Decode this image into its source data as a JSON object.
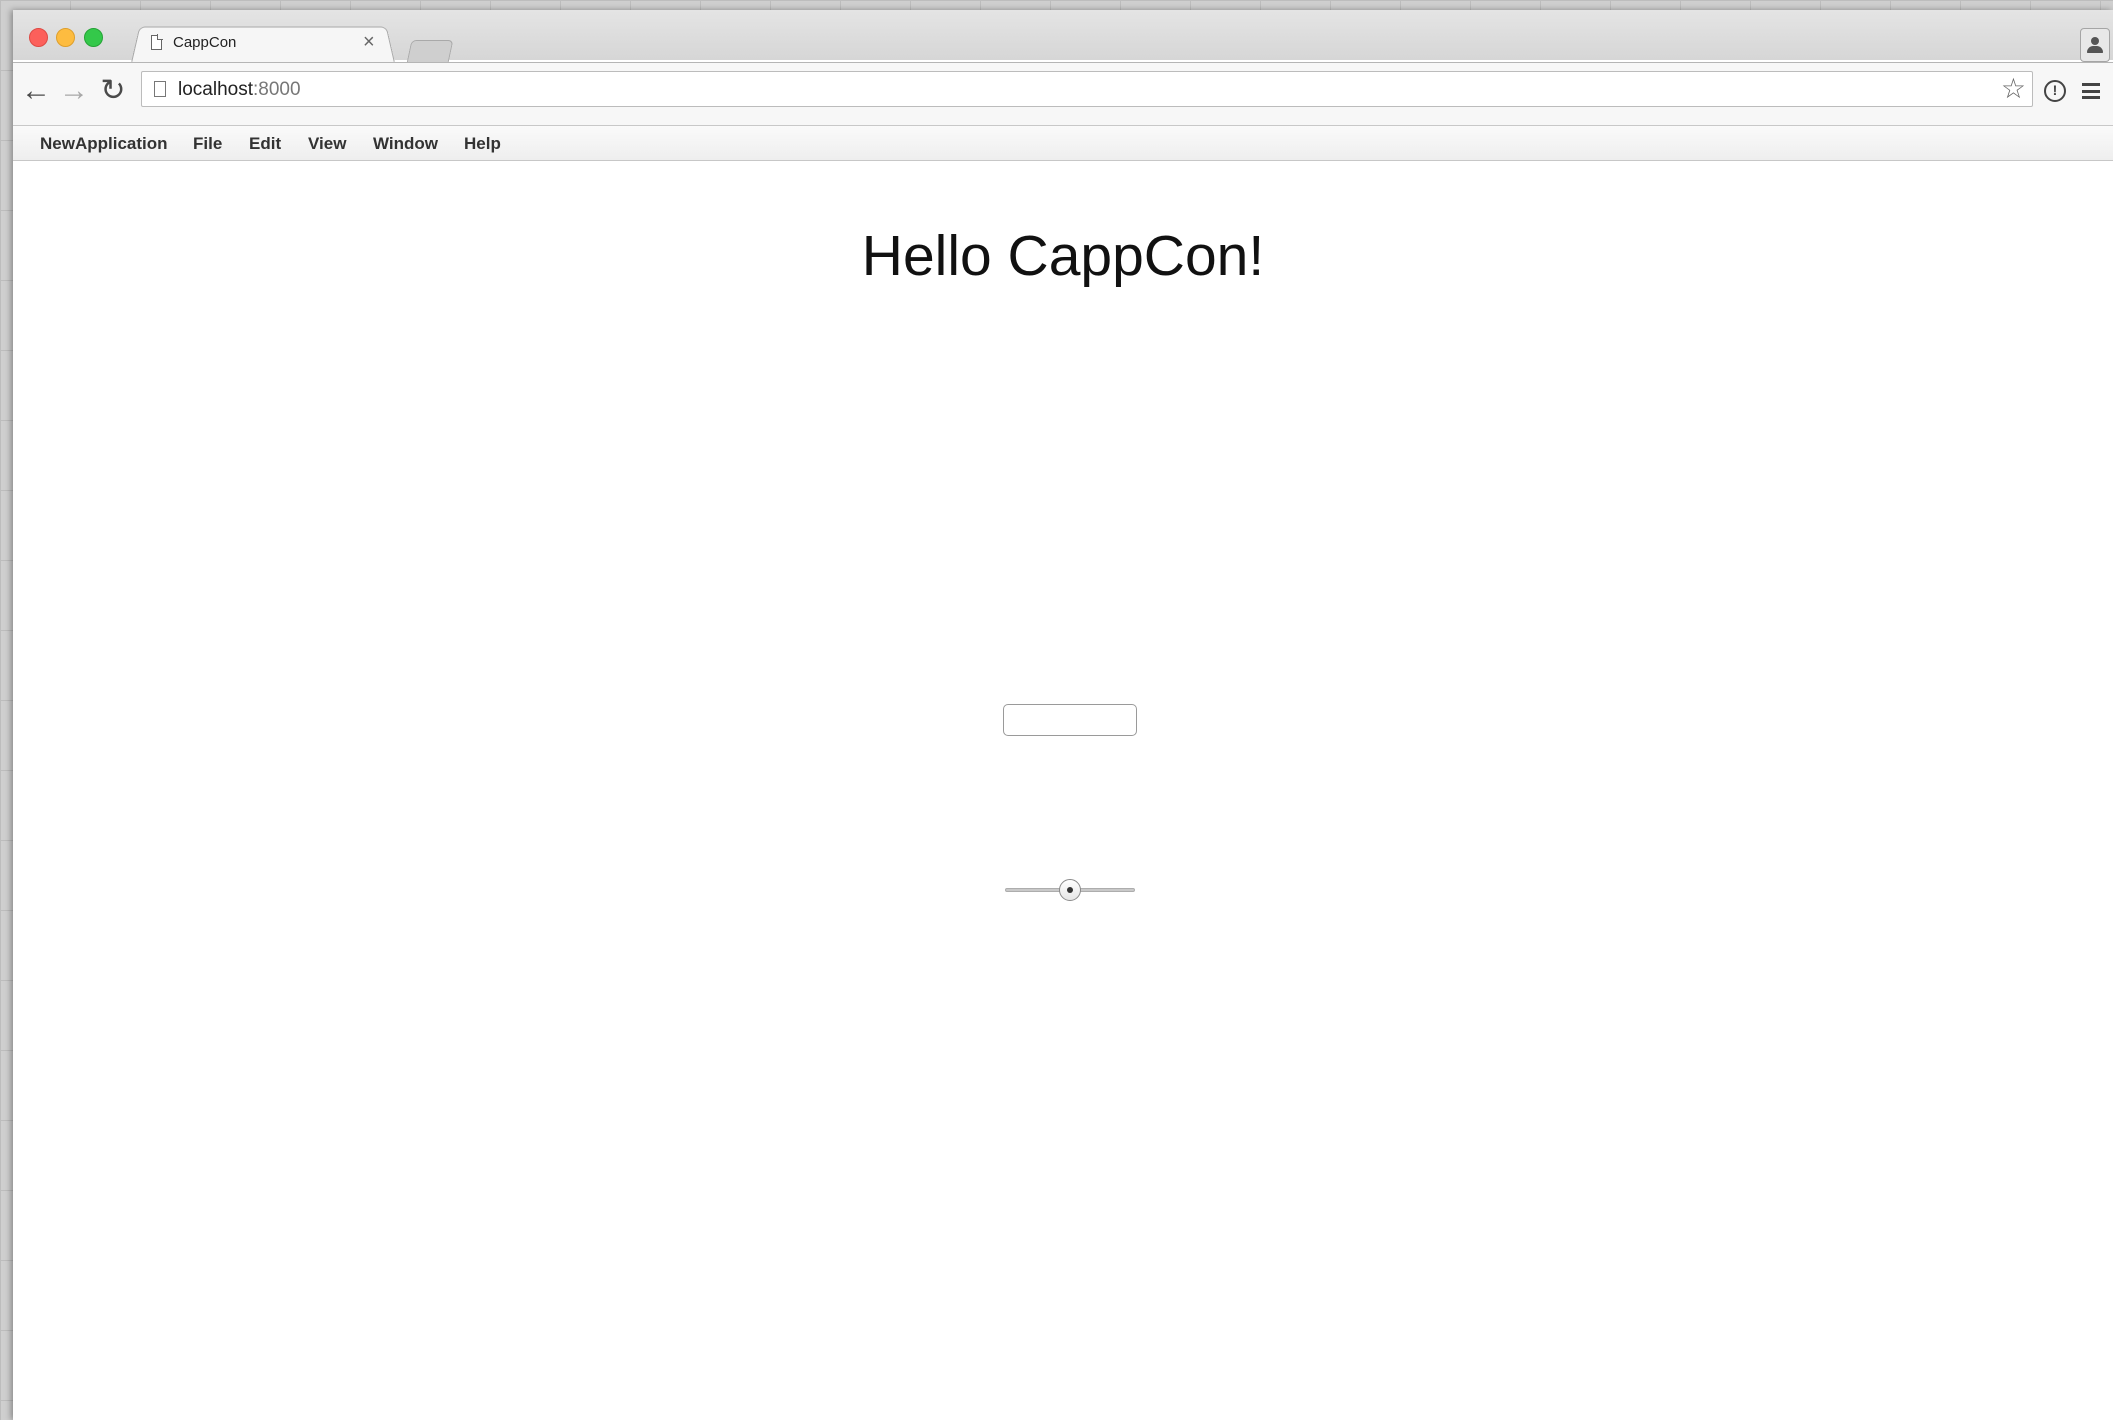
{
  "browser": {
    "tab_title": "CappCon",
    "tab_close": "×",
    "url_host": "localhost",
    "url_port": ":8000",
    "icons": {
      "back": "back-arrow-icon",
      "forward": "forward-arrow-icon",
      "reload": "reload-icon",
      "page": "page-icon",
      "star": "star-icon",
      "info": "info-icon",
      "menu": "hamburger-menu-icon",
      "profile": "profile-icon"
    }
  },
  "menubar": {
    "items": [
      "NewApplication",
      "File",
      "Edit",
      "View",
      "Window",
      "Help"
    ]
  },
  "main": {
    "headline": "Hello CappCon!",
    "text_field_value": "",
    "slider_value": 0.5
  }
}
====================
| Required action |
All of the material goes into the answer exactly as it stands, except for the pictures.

| Task response |
Decode this image into its source data as a JSON object.
{
  "browser": {
    "tab_title": "CappCon",
    "tab_close": "×",
    "url_host": "localhost",
    "url_port": ":8000",
    "icons": {
      "back": "back-arrow-icon",
      "forward": "forward-arrow-icon",
      "reload": "reload-icon",
      "page": "page-icon",
      "star": "star-icon",
      "info": "info-icon",
      "menu": "hamburger-menu-icon",
      "profile": "profile-icon"
    }
  },
  "menubar": {
    "items": [
      "NewApplication",
      "File",
      "Edit",
      "View",
      "Window",
      "Help"
    ]
  },
  "main": {
    "headline": "Hello CappCon!",
    "text_field_value": "",
    "slider_value": 0.5
  }
}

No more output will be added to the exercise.